What scientists considered were lakes of liquid drinking water hiding less than the southern polar ice cap of Mars could turn out to be… just regular aged rock.
New analysis has located that the brightly shining radar sign interpreted as underground drinking water on the pink world could also have been generated by geological layering. It is not a foregone summary, but it does counsel that much better proof is needed prior to we can identify with any certainty what is lurking underneath there.
“Here we reveal that very similar reflections can be generated as the pure consequence of slim layer interference, without invoking any liquid water or usually unusual resources,” write a team of researchers led by astronomer Dan Lalich of Cornell College in a new paper.
“This final result, merged with other the latest function, calls into question the probability of finding liquid water underneath the south polar layered deposit (SPLD).”
The mysterious sign was first detected a handful of decades ago, in radar information gathered by the European Room Agency’s Mars Convey satellite probe. There, buried beneath the Martian southern polar ice cap, scientists noticed a patch of unusually reflective content.
Subsequent lookups yielded more brightly shining underground patches, suggesting that what ever the initial patch was, it unquestionably wasn’t distinctive.
Even extra excitingly, very similar shining patches experienced been located correct right here on Earth – also buried below the ice of the South Pole. These are the subglacial lakes, these types of as Lake Vostok, that make up a community of liquid reservoirs underneath the Antarctic ice.
This led researchers to the conclusion that there could be similar liquid reservoirs on Mars. There is just just one catch: Mars is believed to be also chilly for liquid drinking water, even pressurized underneath levels of ice, and with a freezing point lowered by the presence of salts.
So, what are the shiny patches? To examine, Lalich and colleagues performed simulations employing a layering of 4 products regarded to happen on Mars.

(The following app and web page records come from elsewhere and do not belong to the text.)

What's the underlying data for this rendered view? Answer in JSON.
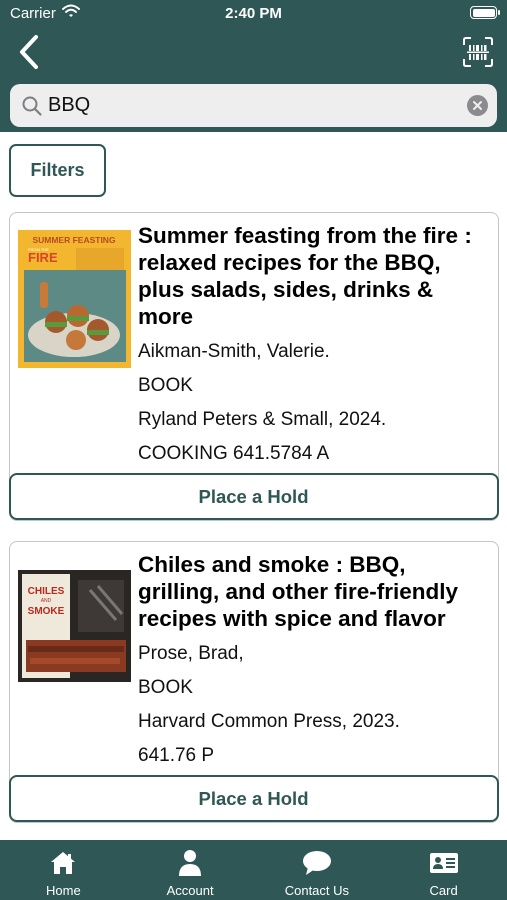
{
  "status_bar": {
    "carrier": "Carrier",
    "time": "2:40 PM"
  },
  "header": {
    "back_icon": "chevron-left-icon",
    "scan_icon": "barcode-scan-icon"
  },
  "search": {
    "value": "BBQ",
    "icon": "search-icon",
    "clear_icon": "clear-icon"
  },
  "filters": {
    "label": "Filters"
  },
  "results": [
    {
      "title": "Summer feasting from the fire : relaxed recipes for the BBQ, plus salads, sides, drinks & more",
      "author": "Aikman-Smith, Valerie.",
      "format": "BOOK",
      "publisher": "Ryland Peters & Small, 2024.",
      "call_number": "COOKING 641.5784 A",
      "cover_text": {
        "top": "SUMMER FEASTING",
        "small": "FROM THE",
        "big": "FIRE"
      },
      "hold_label": "Place a Hold"
    },
    {
      "title": "Chiles and smoke : BBQ, grilling, and other fire-friendly recipes with spice and flavor",
      "author": "Prose, Brad,",
      "format": "BOOK",
      "publisher": "Harvard Common Press, 2023.",
      "call_number": "641.76 P",
      "cover_text": {
        "top": "CHILES",
        "small": "AND",
        "big": "SMOKE"
      },
      "hold_label": "Place a Hold"
    }
  ],
  "tabbar": [
    {
      "label": "Home",
      "icon": "home-icon"
    },
    {
      "label": "Account",
      "icon": "account-icon"
    },
    {
      "label": "Contact Us",
      "icon": "chat-icon"
    },
    {
      "label": "Card",
      "icon": "library-card-icon"
    }
  ],
  "colors": {
    "primary": "#2f5755",
    "search_bg": "#eeeeee",
    "card_border": "#c5c5c5"
  }
}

Ground-penetrating radar performs by bouncing radio waves at an item or surface. How long it will take for these radio waves to be reflected again, and how strongly, reveals the properties of the supplies down below the surface of a planet – but not necessarily what people resources are.
The scientists created simulated levels of h2o ice, carbon dioxide ice, basalt and environment in a range of configurations and thicknesses, each and every with homes that reflect radar pulses in particular ways.

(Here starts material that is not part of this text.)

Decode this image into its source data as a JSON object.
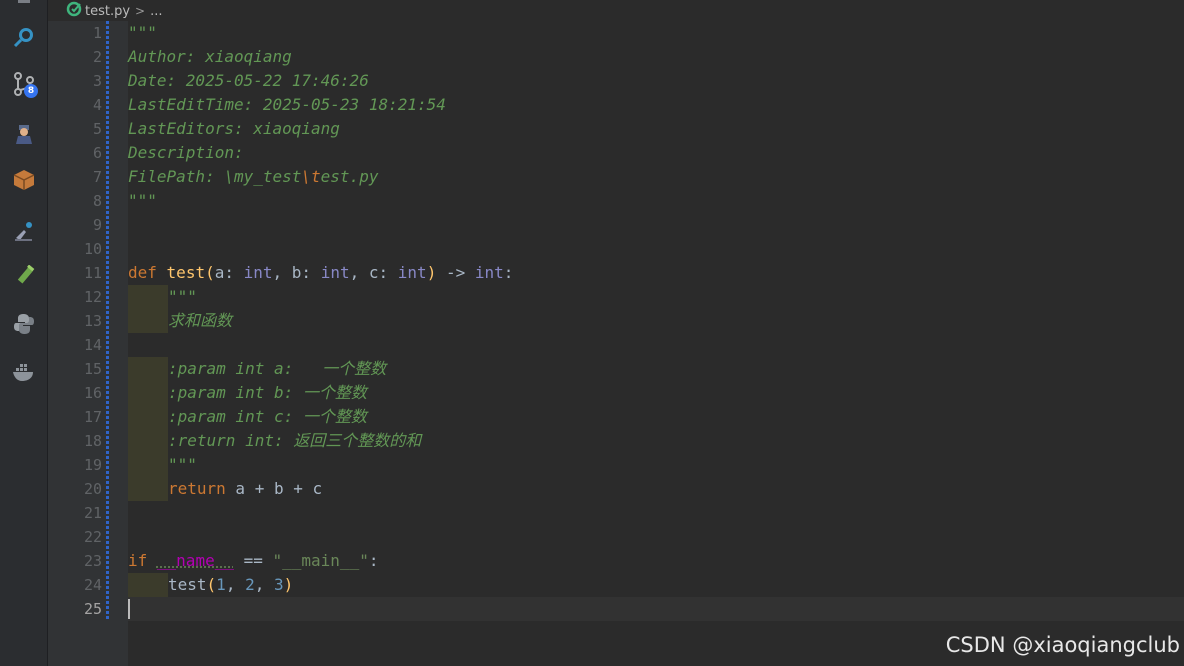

Then, they labored out what indicators these configurations would make. And they obtained some thing just as shiny as the Mars Categorical observations: a layer of dusty water ice sandwiched between two levels of carbon dioxide ice.
“I made use of CO2 levels embedded inside of the water ice because we know it already exists in substantial portions near the surface area of the ice cap,” Lalich clarifies.
“In theory, however, I could have employed rock levels or even especially dusty water ice and I would have gotten identical final results. The point of this paper is actually that the composition of the basal levels is less critical than the layer thicknesses and separations.”
This is not the only current suggestion that the shimmery signal could have been produced by a thing that is not liquid water. A team past calendar year identified that frozen clays deliver the same level of radar shine, and before this 12 months, an additional group proposed volcanic rock (which Mars has in abundance) as a source.
With the addition of levels of rock and/or ice, which are extra reliable with what we know about Mars, the drinking water clarification appears to be receding farther from chance.
Which would be a shame, simply because liquid water on Mars would have implications for its past and maybe even existing habitability, as effectively as upcoming crewed missions to the purple planet.
But it is also possible that we’ll never actually know for sure.
“None of the operate we’ve performed disproves the feasible existence of liquid h2o down there,” Lalich states. “We just feel the interference hypothesis is much more consistent with other observations. I’m not sure something short of a drill could confirm possibly side of this discussion definitively right or completely wrong.”
Which, offered the depth of the patches, the length to Mars, and the issue of transporting items there (primarily weighty drilling machinery), is not probable to take place any time shortly.
The team’s exploration has been released in Character Astronomy.